I ‘d like you to reflect on one of the hardest events in your life (outside of the current situation), where the outcome wasn’t what you wanted.
Knowing what you know now, and accepting that you can’t change the outcome, what would have helped you better cope with that situation?
Now, write down how can you apply that wisdom today.
In 2016, my mother died from breast cancer. When her cancer came back, it rapidly spread throughout her body. I spent the first couple of weeks obsessively trying to figure out how long she would live.
I felt that if I had this answer, I could make the best decisions around her comfort and treatment, when to notify family and friends, how much time I would need to take off work etc.

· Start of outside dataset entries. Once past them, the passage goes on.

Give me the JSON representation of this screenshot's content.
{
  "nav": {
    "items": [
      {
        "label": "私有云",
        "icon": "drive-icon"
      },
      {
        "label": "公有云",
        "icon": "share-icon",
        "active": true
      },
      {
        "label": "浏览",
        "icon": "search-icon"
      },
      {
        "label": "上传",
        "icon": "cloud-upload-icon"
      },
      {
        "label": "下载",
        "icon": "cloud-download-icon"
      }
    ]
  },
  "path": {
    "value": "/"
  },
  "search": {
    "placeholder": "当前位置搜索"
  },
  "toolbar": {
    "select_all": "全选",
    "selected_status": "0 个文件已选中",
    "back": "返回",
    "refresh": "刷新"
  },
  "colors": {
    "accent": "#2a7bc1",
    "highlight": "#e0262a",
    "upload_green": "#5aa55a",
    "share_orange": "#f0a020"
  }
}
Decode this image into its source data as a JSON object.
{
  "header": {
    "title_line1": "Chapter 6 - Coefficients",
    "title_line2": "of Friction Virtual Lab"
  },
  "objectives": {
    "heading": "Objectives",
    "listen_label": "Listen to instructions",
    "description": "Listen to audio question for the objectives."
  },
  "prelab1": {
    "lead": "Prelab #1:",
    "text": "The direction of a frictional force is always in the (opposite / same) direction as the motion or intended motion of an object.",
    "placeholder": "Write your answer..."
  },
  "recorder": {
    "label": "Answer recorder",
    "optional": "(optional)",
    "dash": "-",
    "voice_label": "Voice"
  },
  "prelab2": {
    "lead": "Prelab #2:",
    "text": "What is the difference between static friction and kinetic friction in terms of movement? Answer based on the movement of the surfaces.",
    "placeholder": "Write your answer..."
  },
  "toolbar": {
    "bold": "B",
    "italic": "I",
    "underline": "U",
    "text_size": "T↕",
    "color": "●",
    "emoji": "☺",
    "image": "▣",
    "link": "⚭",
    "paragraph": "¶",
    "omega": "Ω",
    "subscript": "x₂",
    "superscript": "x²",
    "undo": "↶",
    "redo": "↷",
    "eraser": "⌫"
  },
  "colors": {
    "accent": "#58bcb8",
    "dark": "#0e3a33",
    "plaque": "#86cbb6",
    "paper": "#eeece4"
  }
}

I believed that I could handle everything, if I just knew when my mothers death was coming.
I’ll give you one guess what my learning was?
I can’t predict, control, or force the future to unfold as I would like, not matter how hard I try.
I needed to increase my uncertainty tolerance and move on not knowing.
I needed to learn to make decisions on incomplete information.
I had to accept some decisions were right and some were wrong.
I had to learn to trust that I was doing my very best, with the resources I had in my most difficult moment.
I did get there, but I was overwhelmed, heartbroken and mentally, emotionally and physically drained by the time I got there.
Today, with my entire business future uncertain, I have experienced the same emotions. The good news is, I went through that phase much more quickly this time. I am more comfortable sitting with uncertainty and trusting myself.
Don’t get me wrong, I want answers about when the pandemic will end, I want certainty in what the world will look like, and I’d love to know I am making the right decisions at the moment…but I feel like I’ve been training for this.
I suspect you have as well!
How to handle COVID-19 working from home.
With all of the uncertainty everyone is facing, there are three guarantees that you should expect :
1. Everything will take longer. Conferencing everyone in, trying to call into a customer service center, or waiting in line at the grocery store, expect everything to take longer.
2. Emotions will be running high. Everyone is facing uncertainty, but each person’s circumstances are different. It serves us to remember that as empathy is often the first causality in stressful situations. Even if you can’t see emotions, they are there and will influence people’s effectiveness and productivity, hence point number one.
3. Your colleagues, employees, and direct reports are TRUSTWORTHY. Please don’t make people earn your trust – start by giving it. Even if you can’t see them at their desk, even if they don’t respond immediately to your email, assume that points one and two are contributing to any delays, not that they are slacking off, untrustworthy, and lacking commitment.
It’s natural when dealing with sudden change and uncertainty for our brain to look for shortcuts via assumptions and expectations.
Shift these positively to strengthen relationships and help people be at their best.
We owe that to one another.